> _WHAT THE TASK ASKS_
All lines in the data bearing the string "RATE" should be identified and copied.

★ ★ ★ ★

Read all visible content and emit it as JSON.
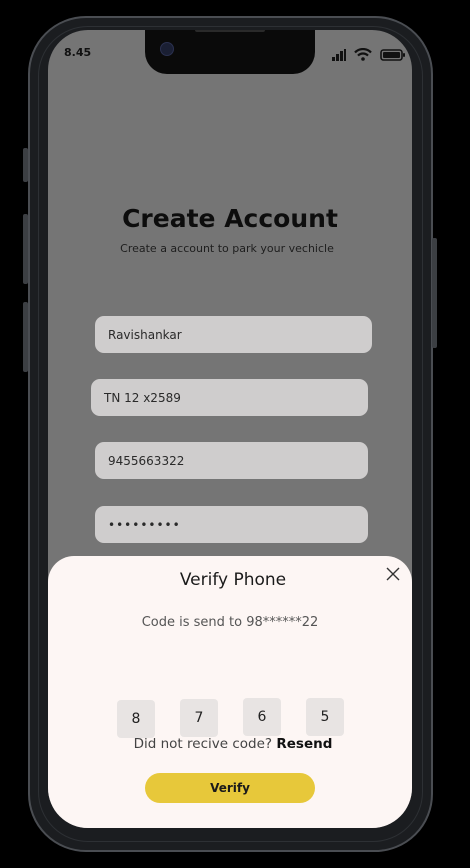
{
  "status_bar": {
    "time": "8.45",
    "icons": [
      "signal-icon",
      "wifi-icon",
      "battery-icon"
    ]
  },
  "create_account": {
    "title": "Create Account",
    "subtitle": "Create a account to park your vechicle",
    "fields": [
      {
        "name": "name-field",
        "value": "Ravishankar"
      },
      {
        "name": "vehicle-number-field",
        "value": "TN 12 x2589"
      },
      {
        "name": "phone-field",
        "value": "9455663322"
      },
      {
        "name": "password-field",
        "value": "•••••••••"
      }
    ]
  },
  "verify_sheet": {
    "title": "Verify Phone",
    "code_sent_text": "Code is send to 98******22",
    "otp_digits": [
      "8",
      "7",
      "6",
      "5"
    ],
    "resend_prompt": "Did not recive code?",
    "resend_label": "Resend",
    "verify_label": "Verify",
    "close_icon": "close-icon"
  },
  "colors": {
    "overlay": "#757575",
    "sheet_background": "#fdf6f4",
    "field_background": "#cfcdcd",
    "otp_box": "#e8e4e3",
    "verify_button": "#e7c83a"
  }
}
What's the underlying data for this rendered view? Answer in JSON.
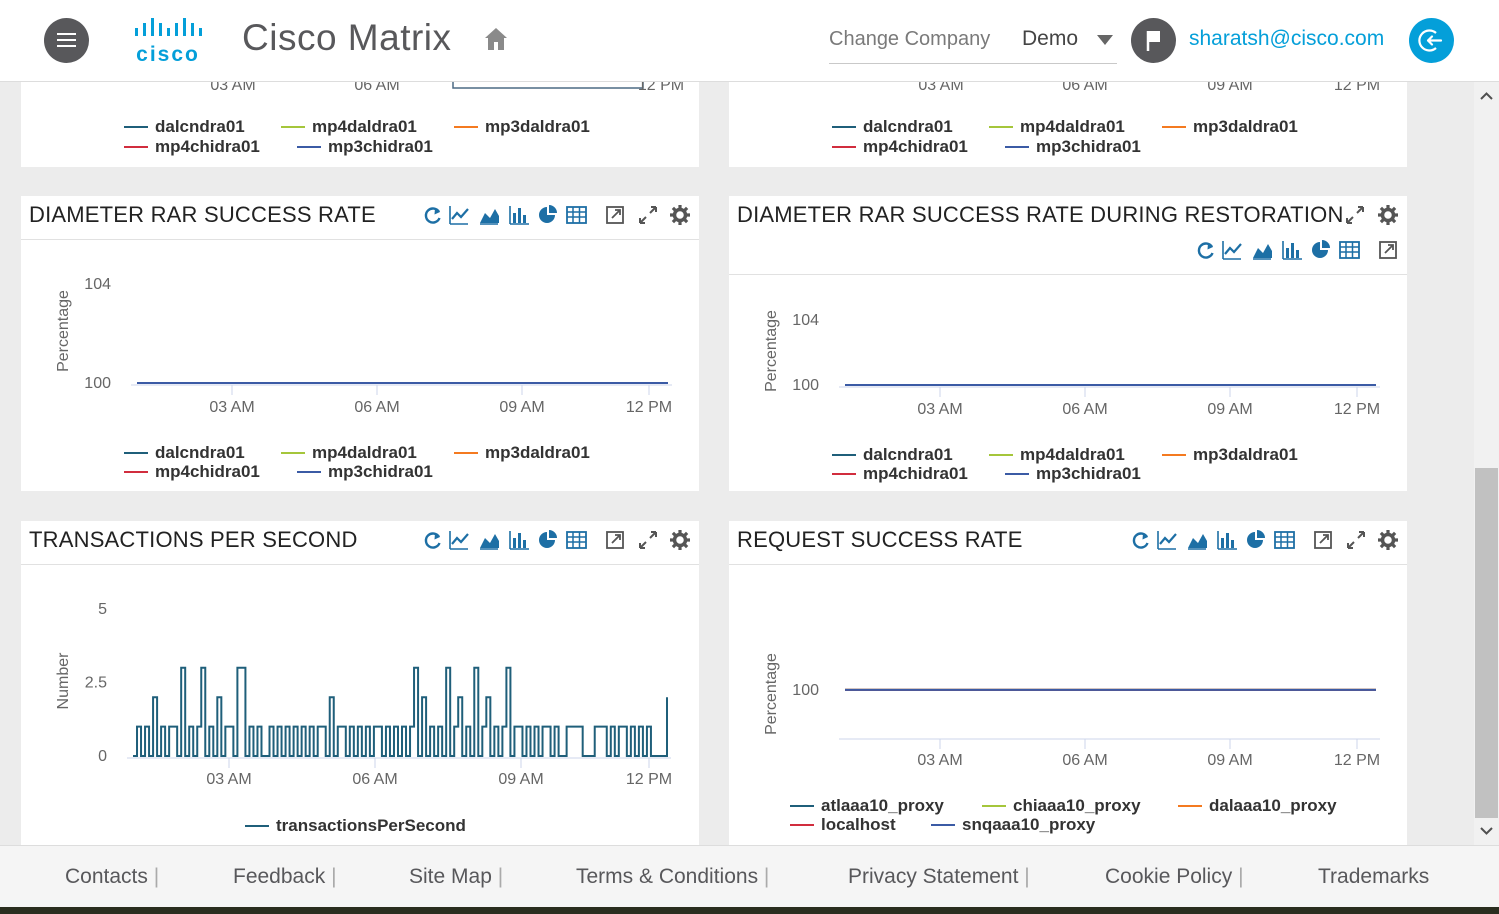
{
  "header": {
    "app_title": "Cisco Matrix",
    "logo_text": "cisco",
    "company_label": "Change Company",
    "company_value": "Demo",
    "user_email": "sharatsh@cisco.com"
  },
  "panels": {
    "top_left": {
      "legend": [
        "dalcndra01",
        "mp4daldra01",
        "mp3daldra01",
        "mp4chidra01",
        "mp3chidra01"
      ],
      "x_ticks_partial": [
        "03 AM",
        "06 AM",
        "09 AM",
        "12 PM"
      ]
    },
    "top_right": {
      "legend": [
        "dalcndra01",
        "mp4daldra01",
        "mp3daldra01",
        "mp4chidra01",
        "mp3chidra01"
      ],
      "x_ticks_partial": [
        "03 AM",
        "06 AM",
        "09 AM",
        "12 PM"
      ]
    },
    "rar_success": {
      "title": "DIAMETER RAR SUCCESS RATE",
      "legend": [
        "dalcndra01",
        "mp4daldra01",
        "mp3daldra01",
        "mp4chidra01",
        "mp3chidra01"
      ]
    },
    "rar_restoration": {
      "title": "DIAMETER RAR SUCCESS RATE DURING RESTORATION",
      "legend": [
        "dalcndra01",
        "mp4daldra01",
        "mp3daldra01",
        "mp4chidra01",
        "mp3chidra01"
      ]
    },
    "tps": {
      "title": "TRANSACTIONS PER SECOND",
      "legend": [
        "transactionsPerSecond"
      ]
    },
    "request_success": {
      "title": "REQUEST SUCCESS RATE",
      "legend": [
        "atlaaa10_proxy",
        "chiaaa10_proxy",
        "dalaaa10_proxy",
        "localhost",
        "snqaaa10_proxy"
      ]
    }
  },
  "chart_data": [
    {
      "type": "line",
      "ylabel": "Percentage",
      "x_ticks": [
        "03 AM",
        "06 AM",
        "09 AM",
        "12 PM"
      ],
      "y_ticks": [
        100,
        104
      ],
      "ylim": [
        100,
        104
      ],
      "series": [
        {
          "name": "dalcndra01",
          "color": "#1f5f7a",
          "values": [
            100,
            100
          ]
        },
        {
          "name": "mp4daldra01",
          "color": "#a5c63b",
          "values": [
            100,
            100
          ]
        },
        {
          "name": "mp3daldra01",
          "color": "#f47a20",
          "values": [
            100,
            100
          ]
        },
        {
          "name": "mp4chidra01",
          "color": "#d12d3e",
          "values": [
            100,
            100
          ]
        },
        {
          "name": "mp3chidra01",
          "color": "#3b5ba5",
          "values": [
            100,
            100
          ]
        }
      ]
    },
    {
      "type": "line",
      "ylabel": "Percentage",
      "x_ticks": [
        "03 AM",
        "06 AM",
        "09 AM",
        "12 PM"
      ],
      "y_ticks": [
        100,
        104
      ],
      "ylim": [
        100,
        104
      ],
      "series": [
        {
          "name": "dalcndra01",
          "color": "#1f5f7a",
          "values": [
            100,
            100
          ]
        },
        {
          "name": "mp4daldra01",
          "color": "#a5c63b",
          "values": [
            100,
            100
          ]
        },
        {
          "name": "mp3daldra01",
          "color": "#f47a20",
          "values": [
            100,
            100
          ]
        },
        {
          "name": "mp4chidra01",
          "color": "#d12d3e",
          "values": [
            100,
            100
          ]
        },
        {
          "name": "mp3chidra01",
          "color": "#3b5ba5",
          "values": [
            100,
            100
          ]
        }
      ]
    },
    {
      "type": "line",
      "ylabel": "Number",
      "x_ticks": [
        "03 AM",
        "06 AM",
        "09 AM",
        "12 PM"
      ],
      "y_ticks": [
        "0",
        "2.5",
        "5"
      ],
      "ylim": [
        0,
        5
      ],
      "series": [
        {
          "name": "transactionsPerSecond",
          "color": "#1f5f7a",
          "values": [
            0,
            1,
            0,
            1,
            0,
            2,
            0,
            1,
            0,
            1,
            1,
            0,
            3,
            0,
            1,
            0,
            1,
            3,
            0,
            1,
            0,
            2,
            0,
            1,
            1,
            0,
            3,
            3,
            0,
            1,
            0,
            1,
            0,
            0,
            1,
            0,
            1,
            0,
            1,
            0,
            1,
            0,
            1,
            0,
            1,
            0,
            1,
            1,
            0,
            2,
            0,
            1,
            1,
            0,
            1,
            0,
            1,
            0,
            1,
            0,
            1,
            1,
            0,
            1,
            0,
            1,
            0,
            1,
            0,
            1,
            3,
            0,
            2,
            0,
            1,
            0,
            1,
            0,
            3,
            0,
            1,
            2,
            0,
            1,
            0,
            3,
            0,
            1,
            2,
            0,
            1,
            0,
            1,
            3,
            0,
            1,
            1,
            0,
            1,
            0,
            1,
            0,
            1,
            1,
            0,
            1,
            0,
            0,
            1,
            1,
            1,
            1,
            0,
            0,
            0,
            1,
            1,
            1,
            0,
            1,
            0,
            1,
            1,
            0,
            1,
            0,
            1,
            0,
            1,
            0,
            0,
            0,
            0,
            2
          ]
        }
      ]
    },
    {
      "type": "line",
      "ylabel": "Percentage",
      "x_ticks": [
        "03 AM",
        "06 AM",
        "09 AM",
        "12 PM"
      ],
      "y_ticks": [
        100
      ],
      "ylim": [
        95,
        102
      ],
      "series": [
        {
          "name": "atlaaa10_proxy",
          "color": "#1f5f7a",
          "values": [
            100,
            100
          ]
        },
        {
          "name": "chiaaa10_proxy",
          "color": "#a5c63b",
          "values": [
            100,
            100
          ]
        },
        {
          "name": "dalaaa10_proxy",
          "color": "#f47a20",
          "values": [
            100,
            100
          ]
        },
        {
          "name": "localhost",
          "color": "#d12d3e",
          "values": [
            100,
            100
          ]
        },
        {
          "name": "snqaaa10_proxy",
          "color": "#3b5ba5",
          "values": [
            100,
            100
          ]
        }
      ]
    }
  ],
  "footer": {
    "links": [
      "Contacts",
      "Feedback",
      "Site Map",
      "Terms & Conditions",
      "Privacy Statement",
      "Cookie Policy",
      "Trademarks"
    ],
    "separator": "|"
  },
  "colors": {
    "accent": "#049fd9",
    "icon": "#1d6fa5",
    "header_gray": "#58585b"
  }
}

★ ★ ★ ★

> _SOLUTION BELOW_
      "title": "DIAMETER RAR SUCCESS RATE",
      "title": "DIAMETER RAR SUCCESS RATE DURING RESTORATION",
      "title": "REQUEST SUCCESS RATE",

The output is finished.